High blood pressure is one of the major risk factors for heart disease and stroke. Almost 70 million Americans have prehypertension, with a tendency for their blood pressure to spike to dangerous levels throughout the day.
Elevated blood pressure has been shown in a number of studies to respond well to exercise. Many studies on exercise and blood pressure have employed moderate exercise sessions lasting for an uninterrupted 30 minutes per day, which is the commonly recommended standard for improving health.
At a Research Center at the School of Nutrition and Health Promotion in Arizona, volunteers were asked to walk briskly at an intensity equaling about 75 percent of each volunteer’s maximum heart rate for 10 minutes three times during the day. The sessions took place at 9:30 a.m., 1:30 p.m. and 5:30 p.m.
On a separate day, the volunteers completed one 30-minute supervised session of brisk walking in midafternoon, while on a final day, they did not exercise at all.
All of them monitored their blood pressure continuously for 24 hours at a time.
Exercise was helpful in controlling blood pressure in both exercise groups, but breaking up the workout into three short sessions was significantly more effective than the single half-hour session.
It also resulted in a lower blood pressure “load,” i.e. the number of incidences during the day when a volunteer’s blood pressure spiked above 140/90.
Science shows that for many purposes, short, cumulative exercise sessions are remarkably beneficial for a number of health conditions.
A study published in PLoS ( Public Library of Science), found that in children and teenagers, repeated bouts of running or other physical activity lasting as little as five minutes at a time, reduced the risks of elevated cholesterol, obesity and elevated blood pressure , as much as longer exercise sessions did.
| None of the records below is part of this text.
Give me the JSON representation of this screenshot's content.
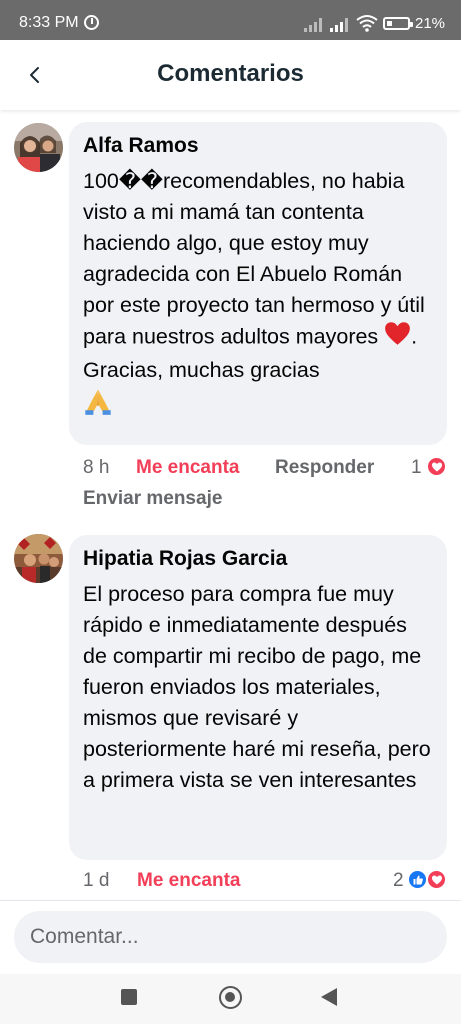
{
  "status_bar": {
    "time": "8:33 PM",
    "battery": "21%"
  },
  "header": {
    "title": "Comentarios"
  },
  "comments": [
    {
      "author": "Alfa Ramos",
      "text_before_emoji": "100��recomendables, no habia visto a mi mamá tan contenta haciendo algo, que estoy muy agradecida con El Abuelo Román por este proyecto tan hermoso y útil para nuestros adultos mayores ",
      "text_after_emoji": ". Gracias, muchas gracias",
      "emojis": [
        "red-heart-icon",
        "folded-hands-icon"
      ],
      "time": "8 h",
      "love_label": "Me encanta",
      "reply_label": "Responder",
      "send_label": "Enviar mensaje",
      "reaction_count": "1",
      "reactions": [
        "love"
      ]
    },
    {
      "author": "Hipatia Rojas Garcia",
      "text": "El proceso para compra fue muy rápido e inmediatamente después de compartir mi recibo de pago, me fueron enviados los materiales, mismos que revisaré y posteriormente haré mi reseña, pero a primera vista se ven interesantes",
      "time": "1 d",
      "love_label": "Me encanta",
      "reaction_count": "2",
      "reactions": [
        "like",
        "love"
      ]
    }
  ],
  "composer": {
    "placeholder": "Comentar..."
  },
  "colors": {
    "love": "#f33e58",
    "like": "#1877f2",
    "bubble": "#f0f2f5",
    "secondary_text": "#65676b"
  }
}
Other studies have found that exercising sporadically throughout the day aids in weight control and in a few small studies, it also improved aerobic fitness among previously sedentary people as much as a single, longer workout did.
From a compliance perspective, shorter regimens are more likely to be maintained over the long term.
In my experience, adaptations produced by exercise occur based on the demands one places on their body through modifying acute variables e.g. intensity, time, load etc. Depending upon one’s goals, these variables can be manipulated in order lead to the desired adaptions.
The above study demonstrates that it doesn’t take much to produce metabolic adaptations that can have significant effects on one’s health.
An exercise program should have planned changes (periodization) in order to avoid a plateau effect as well as over or under training.
Med Sci Sports Exerc. 2012 Jul 6. Effects of Fractionized and Continuous Exercise on 24-h Ambulatory Blood Pressure. Bhammar DM, Angadi SS, Gaesser GA. Arizona State University, Healthy Lifestyle Research Center, School of Nutrition and Health Promotion, Phoenix, Arizona